We had our report card/teacher's conferences last week. For the first time, we had a conference that involved a lot of superlatives, a lot of "E" grades for "Excellent," a lot of that beaming with pride thing that happens to you no matter how hard you try to keep it tucked away, no matter how hard you try to seem like you're going to love your child and be proud of him, no matter what. Which is true. But pride is a lot easier to pick out of a lineup when it's sporting the usual attire of success.
That was Dubya's conference. We knew Dubya would be a whole 'nother experience in kindergarten. He brings home papers that are complete. That he completed himself. That make sense. That are colored in the lines. That have words written on them, spaced from each other the way one expects words to be. That he understands having done and can describe having completed. We knew it would be different.
But I sort of expected TH's conference to be different this year, too. We've been getting great feedback about how well his reading is going. He's enjoying science. He does well on spelling when we study it in the way I now know will work for him. He may not remember how to spell these things two weeks later, but he's at least got it down for the test.

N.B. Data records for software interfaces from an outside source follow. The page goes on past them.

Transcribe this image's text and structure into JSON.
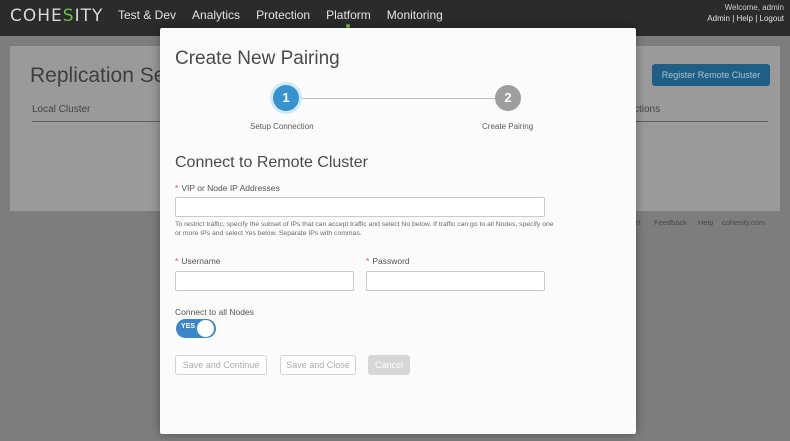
{
  "nav": {
    "logo_prefix": "COHE",
    "logo_accent": "S",
    "logo_suffix": "ITY",
    "items": [
      "Test & Dev",
      "Analytics",
      "Protection",
      "Platform",
      "Monitoring"
    ],
    "active_item": "Platform",
    "welcome": "Welcome, admin",
    "user_links": [
      "Admin",
      "Help",
      "Logout"
    ],
    "link_separator": "|"
  },
  "background": {
    "title": "Replication Set",
    "columns": {
      "local": "Local Cluster",
      "actions": "ctions"
    },
    "register_button": "Register Remote Cluster",
    "footer": [
      "rt",
      "Feedback",
      "Help",
      "cohesity.com"
    ]
  },
  "modal": {
    "title": "Create New Pairing",
    "steps": [
      {
        "number": "1",
        "label": "Setup Connection",
        "state": "active"
      },
      {
        "number": "2",
        "label": "Create Pairing",
        "state": "pending"
      }
    ],
    "section_title": "Connect to Remote Cluster",
    "required_marker": "*",
    "vip_label": "VIP or Node IP Addresses",
    "vip_value": "",
    "vip_help": "To restrict traffic, specify the subset of IPs that can accept traffic and select No below. If traffic can go to all Nodes, specify one or more IPs and select Yes below. Separate IPs with commas.",
    "username_label": "Username",
    "username_value": "",
    "password_label": "Password",
    "password_value": "",
    "connect_all_label": "Connect to all Nodes",
    "connect_all_state": "YES",
    "buttons": {
      "save_continue": "Save and Continue",
      "save_close": "Save and Close",
      "cancel": "Cancel"
    }
  },
  "colors": {
    "accent_blue": "#3793d0",
    "toggle_blue": "#3a86c8",
    "brand_green": "#6cc04a",
    "required_red": "#d9534f"
  }
}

So when I went to that conference and opened up that report card, I expected to, finally, after 2. 3 years, see some E grades.
A lot of the big letter S. Some of the big letter N, as in "Needs improvement." Where were all those E grades?
And I have to admit, again, that I'm disappointed. Not in TH--although I do believe he could work harder, that he does give into laziness--but just in life, the universe and everything. And then, I become disappointed in myself. I truly, deeply, inherently, intuitively do not believe that these letters are a true measure of anything much. I don't believe that people can be measured by the result of some impenetrable calculus involving their test scores, grades, class rankings, and percentile placements. I just don't. Yet I'm conventional enough, boxed in enough, downright shallow enough, to become almost visibly upset when I opened that report card.
One reason I have, however, is valid. TH gets dinged on writing evaluations because they're not quite "creative" or "inventive" enough. He can be creative as all get-out when he's not writing, when he's just talking. Just tonight, I was explaining to the boys the origin of the word "lunatic," and TH announced that if he were crazy, he wouldn't be controlled by the moon, he'd be controlled by Pluto, he'd be a "plutatic." That's pretty damned inventive, yes? Well, he wouldn't have been able to come up with that had he been sitting, pencil in hand, confronting a piece of paper, challenged to spell right, write right, space right, hold his pencil right, sit upright, and complete it in the right amount of time. With all of those "rights" to consider, he simply got a lot of things wrong.
This issue comes down to executive function, and that leads me to the question of this blog post: What is the right balance? When do we stop worrying about developing those executive functioning skills--that to him are the ultimate in multitasking but that to other students come naturally--and give him some facilitated methods so that he can truly communicate what's in that supercharged brain of his? When should we emphasize that his grades should be a true reflection of his ability, rather than a reflection of his disability?
I got over the report card. I really did. I'm proud of my son, who has struggled through some things that many children never even have to think about. But I still have that question of balance on my mind. The writing test wasn't about assessing executive function. The grade on that report card wasn't about that, either. It was about storytelling. About expression. About creativity and invention. And TH, while still the little guy who puts his baby brother's shirts on by accident and always forgets whether underpants or pants go on first, is just about the most creative, inventive person I know. As any good Plutatic would be.